Figure 3: Hoechst 33342 staining of ECA109 and TE-1 cells cultured in ginsenoside Rg3 Note: Microscope images at 400× showing the control and cells with 50 μg/ml ginsenoside Rg3. *p<0.05; 50 μg/ml


Figure 4: The effect of ginsenoside Rg3 on apoptosis was monitored using flow cytometry Note: Control: non-treated group; Cells: cells treated with 50 μg/ml ginsenoside Rg3. *p<0.05,


Figure 5: Effects of ginsenoside Rg3 on activation of the PI3K/ AKT/mTOR pathway Note: (A and B) the levels of PI3K, AKT and mTOR proteins in ECA109 and TE-1 cells were measured by western blotting. GAPDH was used as a control. *p<0.05,
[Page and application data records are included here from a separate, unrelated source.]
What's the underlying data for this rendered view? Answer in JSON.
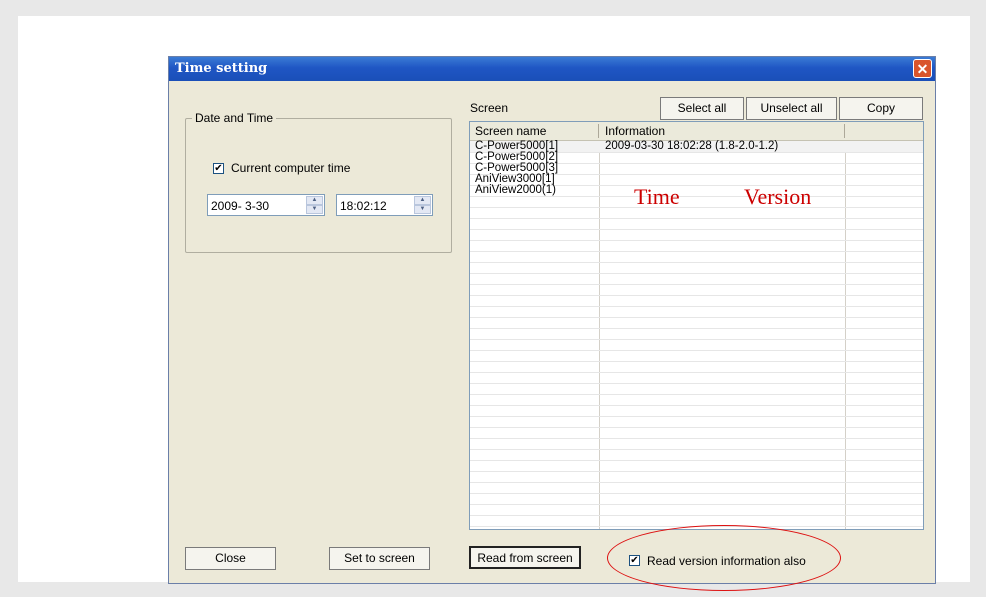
{
  "window": {
    "title": "Time setting",
    "close_glyph": "✕"
  },
  "date_time_group": {
    "label": "Date and Time",
    "current_computer_time_label": "Current computer time",
    "current_computer_time_checked": true,
    "date_value": "2009- 3-30",
    "time_value": "18:02:12"
  },
  "screen_panel": {
    "label": "Screen",
    "select_all": "Select all",
    "unselect_all": "Unselect all",
    "copy": "Copy",
    "columns": [
      "Screen name",
      "Information"
    ],
    "rows": [
      {
        "name": "C-Power5000[1]",
        "info": "2009-03-30 18:02:28 (1.8-2.0-1.2)"
      },
      {
        "name": "C-Power5000[2]",
        "info": ""
      },
      {
        "name": "C-Power5000[3]",
        "info": ""
      },
      {
        "name": "AniView3000[1]",
        "info": ""
      },
      {
        "name": "AniView2000(1)",
        "info": ""
      }
    ]
  },
  "annotations": {
    "time": "Time",
    "version": "Version",
    "color": "#cc0000"
  },
  "bottom": {
    "close": "Close",
    "set_to_screen": "Set to screen",
    "read_from_screen": "Read from screen",
    "read_version_label": "Read version information also",
    "read_version_checked": true
  }
}
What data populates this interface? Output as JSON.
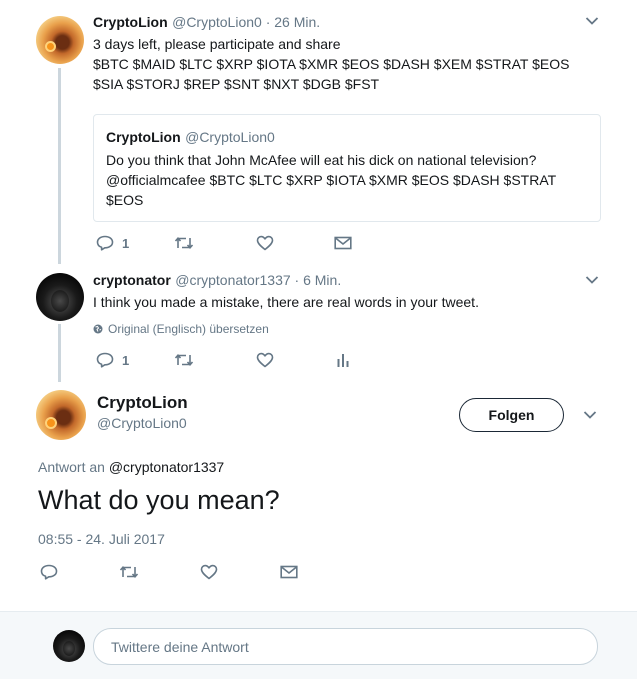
{
  "tweet1": {
    "name": "CryptoLion",
    "handle": "@CryptoLion0",
    "time": " · 26 Min.",
    "lines": [
      "3 days left, please participate and share",
      "$BTC $MAID $LTC $XRP $IOTA $XMR $EOS $DASH $XEM $STRAT $EOS",
      "$SIA $STORJ $REP $SNT $NXT $DGB $FST"
    ],
    "quote": {
      "name": "CryptoLion",
      "handle": "@CryptoLion0",
      "lines": [
        "Do you think that John McAfee will eat his dick on national television?",
        "@officialmcafee $BTC $LTC $XRP $IOTA $XMR $EOS $DASH $STRAT",
        "$EOS"
      ]
    },
    "reply_count": "1"
  },
  "tweet2": {
    "name": "cryptonator",
    "handle": "@cryptonator1337",
    "time": " · 6 Min.",
    "text": "I think you made a mistake, there are real words in your tweet.",
    "translate": "Original (Englisch) übersetzen",
    "reply_count": "1"
  },
  "main_tweet": {
    "name": "CryptoLion",
    "handle": "@CryptoLion0",
    "follow_label": "Folgen",
    "reply_to_prefix": "Antwort an ",
    "reply_to_handle": "@cryptonator1337",
    "text": "What do you mean?",
    "timestamp": "08:55 - 24. Juli 2017"
  },
  "reply_box": {
    "placeholder": "Twittere deine Antwort"
  },
  "icons": {
    "reply": "reply-icon",
    "retweet": "retweet-icon",
    "like": "heart-icon",
    "dm": "envelope-icon",
    "analytics": "analytics-icon",
    "globe": "globe-icon",
    "chevron": "chevron-down-icon"
  },
  "colors": {
    "secondary_text": "#657786",
    "thread_line": "#ccd6dd",
    "border": "#e1e8ed",
    "reply_bar_bg": "#f5f8fa"
  }
}
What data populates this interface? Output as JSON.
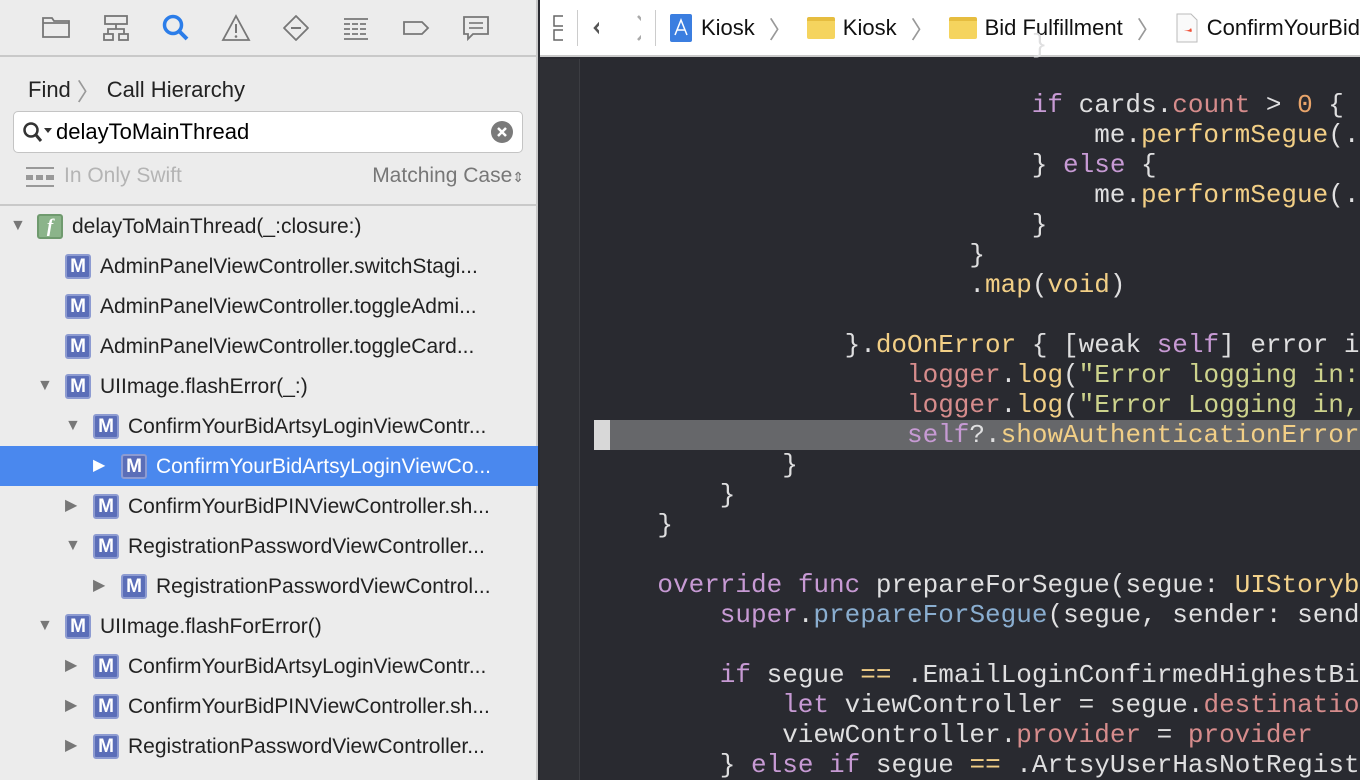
{
  "navigator": {
    "icons": [
      "folder-icon",
      "hierarchy-icon",
      "search-icon",
      "warning-icon",
      "breakpoint-icon",
      "list-icon",
      "tag-icon",
      "comment-icon"
    ],
    "active": "search-icon",
    "accent": "#2b7de9"
  },
  "breadcrumb": {
    "items": [
      "Find",
      "Call Hierarchy"
    ]
  },
  "search": {
    "value": "delayToMainThread"
  },
  "options": {
    "scope": "In Only Swift",
    "matching": "Matching Case"
  },
  "tree": [
    {
      "level": 0,
      "disclosure": "open",
      "icon": "f",
      "label": "delayToMainThread(_:closure:)"
    },
    {
      "level": 1,
      "disclosure": "none",
      "icon": "M",
      "label": "AdminPanelViewController.switchStagi..."
    },
    {
      "level": 1,
      "disclosure": "none",
      "icon": "M",
      "label": "AdminPanelViewController.toggleAdmi..."
    },
    {
      "level": 1,
      "disclosure": "none",
      "icon": "M",
      "label": "AdminPanelViewController.toggleCard..."
    },
    {
      "level": 1,
      "disclosure": "open",
      "icon": "M",
      "label": "UIImage.flashError(_:)"
    },
    {
      "level": 2,
      "disclosure": "open",
      "icon": "M",
      "label": "ConfirmYourBidArtsyLoginViewContr..."
    },
    {
      "level": 3,
      "disclosure": "closed",
      "icon": "M",
      "label": "ConfirmYourBidArtsyLoginViewCo...",
      "selected": true
    },
    {
      "level": 2,
      "disclosure": "closed",
      "icon": "M",
      "label": "ConfirmYourBidPINViewController.sh..."
    },
    {
      "level": 2,
      "disclosure": "open",
      "icon": "M",
      "label": "RegistrationPasswordViewController..."
    },
    {
      "level": 3,
      "disclosure": "closed",
      "icon": "M",
      "label": "RegistrationPasswordViewControl..."
    },
    {
      "level": 1,
      "disclosure": "open",
      "icon": "M",
      "label": "UIImage.flashForError()"
    },
    {
      "level": 2,
      "disclosure": "closed",
      "icon": "M",
      "label": "ConfirmYourBidArtsyLoginViewContr..."
    },
    {
      "level": 2,
      "disclosure": "closed",
      "icon": "M",
      "label": "ConfirmYourBidPINViewController.sh..."
    },
    {
      "level": 2,
      "disclosure": "closed",
      "icon": "M",
      "label": "RegistrationPasswordViewController..."
    }
  ],
  "jumpbar": {
    "items": [
      {
        "icon": "project-icon",
        "label": "Kiosk"
      },
      {
        "icon": "folder-icon",
        "label": "Kiosk"
      },
      {
        "icon": "folder-icon",
        "label": "Bid Fulfillment"
      },
      {
        "icon": "swift-file-icon",
        "label": "ConfirmYourBid"
      }
    ]
  },
  "editor": {
    "highlighted_line": 12,
    "lines": [
      {
        "indent": 28,
        "tokens": [
          [
            "}",
            "plain"
          ]
        ]
      },
      {
        "indent": 0,
        "tokens": []
      },
      {
        "indent": 28,
        "tokens": [
          [
            "if",
            "kw"
          ],
          [
            " cards.",
            "plain"
          ],
          [
            "count",
            "prop"
          ],
          [
            " > ",
            "plain"
          ],
          [
            "0",
            "num"
          ],
          [
            " {",
            "plain"
          ]
        ]
      },
      {
        "indent": 32,
        "tokens": [
          [
            "me.",
            "plain"
          ],
          [
            "performSegue",
            "fn"
          ],
          [
            "(.",
            "plain"
          ]
        ]
      },
      {
        "indent": 28,
        "tokens": [
          [
            "} ",
            "plain"
          ],
          [
            "else",
            "kw"
          ],
          [
            " {",
            "plain"
          ]
        ]
      },
      {
        "indent": 32,
        "tokens": [
          [
            "me.",
            "plain"
          ],
          [
            "performSegue",
            "fn"
          ],
          [
            "(.",
            "plain"
          ]
        ]
      },
      {
        "indent": 28,
        "tokens": [
          [
            "}",
            "plain"
          ]
        ]
      },
      {
        "indent": 24,
        "tokens": [
          [
            "}",
            "plain"
          ]
        ]
      },
      {
        "indent": 24,
        "tokens": [
          [
            ".",
            "plain"
          ],
          [
            "map",
            "fn"
          ],
          [
            "(",
            "plain"
          ],
          [
            "void",
            "fn"
          ],
          [
            ")",
            "plain"
          ]
        ]
      },
      {
        "indent": 0,
        "tokens": []
      },
      {
        "indent": 16,
        "tokens": [
          [
            "}.",
            "plain"
          ],
          [
            "doOnError",
            "fn"
          ],
          [
            " { [weak ",
            "plain"
          ],
          [
            "self",
            "kw"
          ],
          [
            "] error in",
            "plain"
          ]
        ]
      },
      {
        "indent": 20,
        "tokens": [
          [
            "logger",
            "prop"
          ],
          [
            ".",
            "plain"
          ],
          [
            "log",
            "fn"
          ],
          [
            "(",
            "plain"
          ],
          [
            "\"Error logging in:",
            "str"
          ]
        ]
      },
      {
        "indent": 20,
        "tokens": [
          [
            "logger",
            "prop"
          ],
          [
            ".",
            "plain"
          ],
          [
            "log",
            "fn"
          ],
          [
            "(",
            "plain"
          ],
          [
            "\"Error Logging in,",
            "str"
          ]
        ]
      },
      {
        "indent": 20,
        "tokens": [
          [
            "self",
            "kw"
          ],
          [
            "?.",
            "plain"
          ],
          [
            "showAuthenticationError",
            "fn"
          ]
        ]
      },
      {
        "indent": 12,
        "tokens": [
          [
            "}",
            "plain"
          ]
        ]
      },
      {
        "indent": 8,
        "tokens": [
          [
            "}",
            "plain"
          ]
        ]
      },
      {
        "indent": 4,
        "tokens": [
          [
            "}",
            "plain"
          ]
        ]
      },
      {
        "indent": 0,
        "tokens": []
      },
      {
        "indent": 4,
        "tokens": [
          [
            "override",
            "kw"
          ],
          [
            " ",
            "plain"
          ],
          [
            "func",
            "kw"
          ],
          [
            " prepareForSegue(segue: ",
            "plain"
          ],
          [
            "UIStoryb",
            "type"
          ]
        ]
      },
      {
        "indent": 8,
        "tokens": [
          [
            "super",
            "kw"
          ],
          [
            ".",
            "plain"
          ],
          [
            "prepareForSegue",
            "method"
          ],
          [
            "(segue, sender: send",
            "plain"
          ]
        ]
      },
      {
        "indent": 0,
        "tokens": []
      },
      {
        "indent": 8,
        "tokens": [
          [
            "if",
            "kw"
          ],
          [
            " segue ",
            "plain"
          ],
          [
            "==",
            "fn"
          ],
          [
            " .EmailLoginConfirmedHighestBi",
            "plain"
          ]
        ]
      },
      {
        "indent": 12,
        "tokens": [
          [
            "let",
            "kw"
          ],
          [
            " viewController = segue.",
            "plain"
          ],
          [
            "destinatio",
            "prop"
          ]
        ]
      },
      {
        "indent": 12,
        "tokens": [
          [
            "viewController.",
            "plain"
          ],
          [
            "provider",
            "prop"
          ],
          [
            " = ",
            "plain"
          ],
          [
            "provider",
            "prop"
          ]
        ]
      },
      {
        "indent": 8,
        "tokens": [
          [
            "} ",
            "plain"
          ],
          [
            "else",
            "kw"
          ],
          [
            " ",
            "plain"
          ],
          [
            "if",
            "kw"
          ],
          [
            " segue ",
            "plain"
          ],
          [
            "==",
            "fn"
          ],
          [
            " .ArtsyUserHasNotRegist",
            "plain"
          ]
        ]
      }
    ]
  }
}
Ginsenoside Rg3 is one of the main active ingredients extracted from ginseng. Studies have shown that ginsenoside Rg3 has an inhibitory effect on a variety of cancers [16]. Ginsenoside Rg3 can improve the sensitivity of chemotherapy, reduce adverse reactions and enhance the immunity of tumour-bearing models. In addition, ginsenoside Rg3 is a beneficial adjuvant for traditional cancer treatment. The results of this study indicated that ginsenoside Rg3 could affect the proliferation, migration and survival of OC cells. The results of proliferation and wound assays showed that 50 μg/ml ginsenoside Rg3 promoted the apoptosis of OC cells and significantly inhibited the migration and invasion of tumour cells. Therefore, ginsenoside Rg3 is a potential antimetastatic agent for OC.

In this study, we found that ginsenoside Rg3 inhibited EC cell proliferation. Tumour growth, development and metastasis are closely related to cell proliferation. Studies have shown that mTOR is the centre of the autophagy-regulated cascade and it is directly related to the PI3K/Akt pathway [19]. Moreover, previous studies have shown that ginsenoside Rg3 can inhibit the proliferation of human osteosarcoma by regulating PI3K/Akt/mTOR [20]. However, there is no report on whether ginsenoside Rg3 can attenuate OC via the PI3K/Akt/mTOR signalling pathway.

In the current study, ginsenoside Rg3 reduced the phosphorylation of mTOR, suggesting that ginsenoside Rg3 inhibited the PI3K/Akt pathway in EC cells. In addition, ginsenoside Rg3 may inhibit the proliferation, migration and apoptosis of OC cells by inhibiting the PI3K/Akt/mTOR pathway. Collectively, these results suggest that ginsenoside Rg3 can trigger apoptosis and inhibit proliferation and slow migration in EC cells by regulating the PI3K/Akt/mTOR pathway.

However, due to the limitation of time and resources, there are some deficiencies in our experimental design. The ginsenoside Rg3 has multiple targets in cancer and many of these targets may have the same or opposite effect on cancer. In our study, Rg3-targeted non-coding Ribonucleic Acids (ncRNAs) were not analysed to explore how it regulates OC cell capacity and apoptosis. In addition, in vivo experiments of Rg3 for OC were lacking. Therefore, these will be further explored in future studies.

In conclusion, this study for the first time found that ginsenoside Rg3 had a significant inhibitory effect on OC cell proliferation. 50 μg/ml ginsenoside Rg3 could inhibit OC cell metastasis and promote cell apoptosis. In addition, this study also demonstrated that ginsenoside Rg3 mitigated the carcinogenic behaviour of OC cells by inhibiting the PI3K/Akt signalling pathway. This study laid a theoretical foundation for the further promotion and application of ginsenoside Rg3 and provided a new idea for the treatment of OC.


This work was financially supported by the Clinical Research Fund project of Zhejiang Medical Association, China (Grant No. 2021ZYC-A193).

Conflict of Interests

The authors declare that they have no conflicts of interest or competing interests.